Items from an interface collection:
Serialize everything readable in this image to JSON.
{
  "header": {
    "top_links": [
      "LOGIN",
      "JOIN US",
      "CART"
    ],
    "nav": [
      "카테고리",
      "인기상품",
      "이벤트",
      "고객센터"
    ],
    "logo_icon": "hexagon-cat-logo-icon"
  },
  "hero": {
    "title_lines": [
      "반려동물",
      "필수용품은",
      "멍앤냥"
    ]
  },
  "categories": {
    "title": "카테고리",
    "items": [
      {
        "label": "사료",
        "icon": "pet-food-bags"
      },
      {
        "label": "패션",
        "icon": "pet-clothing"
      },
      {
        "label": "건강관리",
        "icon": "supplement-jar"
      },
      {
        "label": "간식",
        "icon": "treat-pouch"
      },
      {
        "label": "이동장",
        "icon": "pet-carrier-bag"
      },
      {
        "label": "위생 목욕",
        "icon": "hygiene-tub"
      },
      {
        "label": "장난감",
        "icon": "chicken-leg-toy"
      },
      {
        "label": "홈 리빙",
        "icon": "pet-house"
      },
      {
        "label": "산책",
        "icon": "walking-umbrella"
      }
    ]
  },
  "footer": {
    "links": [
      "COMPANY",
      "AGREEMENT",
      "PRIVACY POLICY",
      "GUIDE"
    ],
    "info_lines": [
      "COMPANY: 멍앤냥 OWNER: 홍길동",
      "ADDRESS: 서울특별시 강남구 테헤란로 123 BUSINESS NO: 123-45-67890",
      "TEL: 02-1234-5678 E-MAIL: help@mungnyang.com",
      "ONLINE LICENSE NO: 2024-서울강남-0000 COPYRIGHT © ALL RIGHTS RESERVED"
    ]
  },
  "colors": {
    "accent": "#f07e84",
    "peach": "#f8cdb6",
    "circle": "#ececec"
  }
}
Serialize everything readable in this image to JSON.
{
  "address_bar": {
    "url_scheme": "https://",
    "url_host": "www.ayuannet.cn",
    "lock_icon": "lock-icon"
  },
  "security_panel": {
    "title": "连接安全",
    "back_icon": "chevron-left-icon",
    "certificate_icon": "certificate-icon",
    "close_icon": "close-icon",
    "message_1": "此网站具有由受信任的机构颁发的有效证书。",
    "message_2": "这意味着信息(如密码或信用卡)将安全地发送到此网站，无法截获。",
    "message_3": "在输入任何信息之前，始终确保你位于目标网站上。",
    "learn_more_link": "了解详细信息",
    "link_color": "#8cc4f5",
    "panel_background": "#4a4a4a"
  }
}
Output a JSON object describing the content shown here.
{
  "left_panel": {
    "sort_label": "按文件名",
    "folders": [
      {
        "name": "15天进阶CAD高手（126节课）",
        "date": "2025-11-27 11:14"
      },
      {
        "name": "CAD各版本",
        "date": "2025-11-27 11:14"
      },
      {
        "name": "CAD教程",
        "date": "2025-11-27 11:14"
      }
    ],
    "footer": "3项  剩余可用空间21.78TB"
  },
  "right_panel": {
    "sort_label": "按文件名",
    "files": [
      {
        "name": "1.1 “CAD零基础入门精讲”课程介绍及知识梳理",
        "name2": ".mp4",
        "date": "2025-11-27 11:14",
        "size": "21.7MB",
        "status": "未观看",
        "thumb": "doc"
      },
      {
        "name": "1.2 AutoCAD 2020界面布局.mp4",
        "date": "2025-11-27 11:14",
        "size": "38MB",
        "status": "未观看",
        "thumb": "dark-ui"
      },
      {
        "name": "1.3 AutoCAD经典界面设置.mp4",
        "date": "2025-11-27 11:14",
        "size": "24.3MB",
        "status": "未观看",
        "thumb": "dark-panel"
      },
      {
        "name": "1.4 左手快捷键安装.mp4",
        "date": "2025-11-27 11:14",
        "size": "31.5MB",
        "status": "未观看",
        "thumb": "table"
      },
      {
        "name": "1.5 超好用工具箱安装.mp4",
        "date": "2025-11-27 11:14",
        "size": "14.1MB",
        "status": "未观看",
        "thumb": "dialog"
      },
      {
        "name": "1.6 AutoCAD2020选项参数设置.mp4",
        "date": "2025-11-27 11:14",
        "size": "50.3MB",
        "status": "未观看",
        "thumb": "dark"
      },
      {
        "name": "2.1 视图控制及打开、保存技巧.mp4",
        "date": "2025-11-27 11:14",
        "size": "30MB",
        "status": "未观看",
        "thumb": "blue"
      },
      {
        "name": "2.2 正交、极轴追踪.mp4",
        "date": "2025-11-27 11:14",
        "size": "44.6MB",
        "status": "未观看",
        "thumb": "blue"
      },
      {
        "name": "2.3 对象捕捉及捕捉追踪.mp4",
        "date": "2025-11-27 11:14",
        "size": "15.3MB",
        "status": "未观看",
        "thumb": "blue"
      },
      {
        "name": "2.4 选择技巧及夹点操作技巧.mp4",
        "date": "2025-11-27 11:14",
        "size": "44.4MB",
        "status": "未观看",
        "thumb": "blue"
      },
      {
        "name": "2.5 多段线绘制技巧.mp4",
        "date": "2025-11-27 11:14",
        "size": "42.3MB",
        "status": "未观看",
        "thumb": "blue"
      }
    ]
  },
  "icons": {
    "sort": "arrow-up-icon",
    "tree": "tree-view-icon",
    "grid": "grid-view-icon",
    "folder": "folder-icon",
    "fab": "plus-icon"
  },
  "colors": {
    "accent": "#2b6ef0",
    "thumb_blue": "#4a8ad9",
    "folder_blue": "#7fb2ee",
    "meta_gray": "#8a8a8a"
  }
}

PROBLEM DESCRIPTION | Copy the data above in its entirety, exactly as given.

WRITTEN SOLUTION |
Serialize everything readable in this image to JSON.
{
  "header": {
    "top_links": [
      "LOGIN",
      "JOIN US",
      "CART"
    ],
    "nav": [
      "카테고리",
      "인기상품",
      "이벤트",
      "고객센터"
    ],
    "logo_icon": "hexagon-cat-logo-icon"
  },
  "hero": {
    "title_lines": [
      "반려동물",
      "필수용품은",
      "멍앤냥"
    ]
  },
  "categories": {
    "title": "카테고리",
    "items": [
      {
        "label": "사료",
        "icon": "pet-food-bags"
      },
      {
        "label": "패션",
        "icon": "pet-clothing"
      },
      {
        "label": "건강관리",
        "icon": "supplement-jar"
      },
      {
        "label": "간식",
        "icon": "treat-pouch"
      },
      {
        "label": "이동장",
        "icon": "pet-carrier-bag"
      },
      {
        "label": "위생 목욕",
        "icon": "hygiene-tub"
      },
      {
        "label": "장난감",
        "icon": "chicken-leg-toy"
      },
      {
        "label": "홈 리빙",
        "icon": "pet-house"
      },
      {
        "label": "산책",
        "icon": "walking-umbrella"
      }
    ]
  },
  "footer": {
    "links": [
      "COMPANY",
      "AGREEMENT",
      "PRIVACY POLICY",
      "GUIDE"
    ],
    "info_lines": [
      "COMPANY: 멍앤냥 OWNER: 홍길동",
      "ADDRESS: 서울특별시 강남구 테헤란로 123 BUSINESS NO: 123-45-67890",
      "TEL: 02-1234-5678 E-MAIL: help@mungnyang.com",
      "ONLINE LICENSE NO: 2024-서울강남-0000 COPYRIGHT © ALL RIGHTS RESERVED"
    ]
  },
  "colors": {
    "accent": "#f07e84",
    "peach": "#f8cdb6",
    "circle": "#ececec"
  }
}
Serialize everything readable in this image to JSON.
{
  "address_bar": {
    "url_scheme": "https://",
    "url_host": "www.ayuannet.cn",
    "lock_icon": "lock-icon"
  },
  "security_panel": {
    "title": "连接安全",
    "back_icon": "chevron-left-icon",
    "certificate_icon": "certificate-icon",
    "close_icon": "close-icon",
    "message_1": "此网站具有由受信任的机构颁发的有效证书。",
    "message_2": "这意味着信息(如密码或信用卡)将安全地发送到此网站，无法截获。",
    "message_3": "在输入任何信息之前，始终确保你位于目标网站上。",
    "learn_more_link": "了解详细信息",
    "link_color": "#8cc4f5",
    "panel_background": "#4a4a4a"
  }
}
Output a JSON object describing the content shown here.
{
  "left_panel": {
    "sort_label": "按文件名",
    "folders": [
      {
        "name": "15天进阶CAD高手（126节课）",
        "date": "2025-11-27 11:14"
      },
      {
        "name": "CAD各版本",
        "date": "2025-11-27 11:14"
      },
      {
        "name": "CAD教程",
        "date": "2025-11-27 11:14"
      }
    ],
    "footer": "3项  剩余可用空间21.78TB"
  },
  "right_panel": {
    "sort_label": "按文件名",
    "files": [
      {
        "name": "1.1 “CAD零基础入门精讲”课程介绍及知识梳理",
        "name2": ".mp4",
        "date": "2025-11-27 11:14",
        "size": "21.7MB",
        "status": "未观看",
        "thumb": "doc"
      },
      {
        "name": "1.2 AutoCAD 2020界面布局.mp4",
        "date": "2025-11-27 11:14",
        "size": "38MB",
        "status": "未观看",
        "thumb": "dark-ui"
      },
      {
        "name": "1.3 AutoCAD经典界面设置.mp4",
        "date": "2025-11-27 11:14",
        "size": "24.3MB",
        "status": "未观看",
        "thumb": "dark-panel"
      },
      {
        "name": "1.4 左手快捷键安装.mp4",
        "date": "2025-11-27 11:14",
        "size": "31.5MB",
        "status": "未观看",
        "thumb": "table"
      },
      {
        "name": "1.5 超好用工具箱安装.mp4",
        "date": "2025-11-27 11:14",
        "size": "14.1MB",
        "status": "未观看",
        "thumb": "dialog"
      },
      {
        "name": "1.6 AutoCAD2020选项参数设置.mp4",
        "date": "2025-11-27 11:14",
        "size": "50.3MB",
        "status": "未观看",
        "thumb": "dark"
      },
      {
        "name": "2.1 视图控制及打开、保存技巧.mp4",
        "date": "2025-11-27 11:14",
        "size": "30MB",
        "status": "未观看",
        "thumb": "blue"
      },
      {
        "name": "2.2 正交、极轴追踪.mp4",
        "date": "2025-11-27 11:14",
        "size": "44.6MB",
        "status": "未观看",
        "thumb": "blue"
      },
      {
        "name": "2.3 对象捕捉及捕捉追踪.mp4",
        "date": "2025-11-27 11:14",
        "size": "15.3MB",
        "status": "未观看",
        "thumb": "blue"
      },
      {
        "name": "2.4 选择技巧及夹点操作技巧.mp4",
        "date": "2025-11-27 11:14",
        "size": "44.4MB",
        "status": "未观看",
        "thumb": "blue"
      },
      {
        "name": "2.5 多段线绘制技巧.mp4",
        "date": "2025-11-27 11:14",
        "size": "42.3MB",
        "status": "未观看",
        "thumb": "blue"
      }
    ]
  },
  "icons": {
    "sort": "arrow-up-icon",
    "tree": "tree-view-icon",
    "grid": "grid-view-icon",
    "folder": "folder-icon",
    "fab": "plus-icon"
  },
  "colors": {
    "accent": "#2b6ef0",
    "thumb_blue": "#4a8ad9",
    "folder_blue": "#7fb2ee",
    "meta_gray": "#8a8a8a"
  }
}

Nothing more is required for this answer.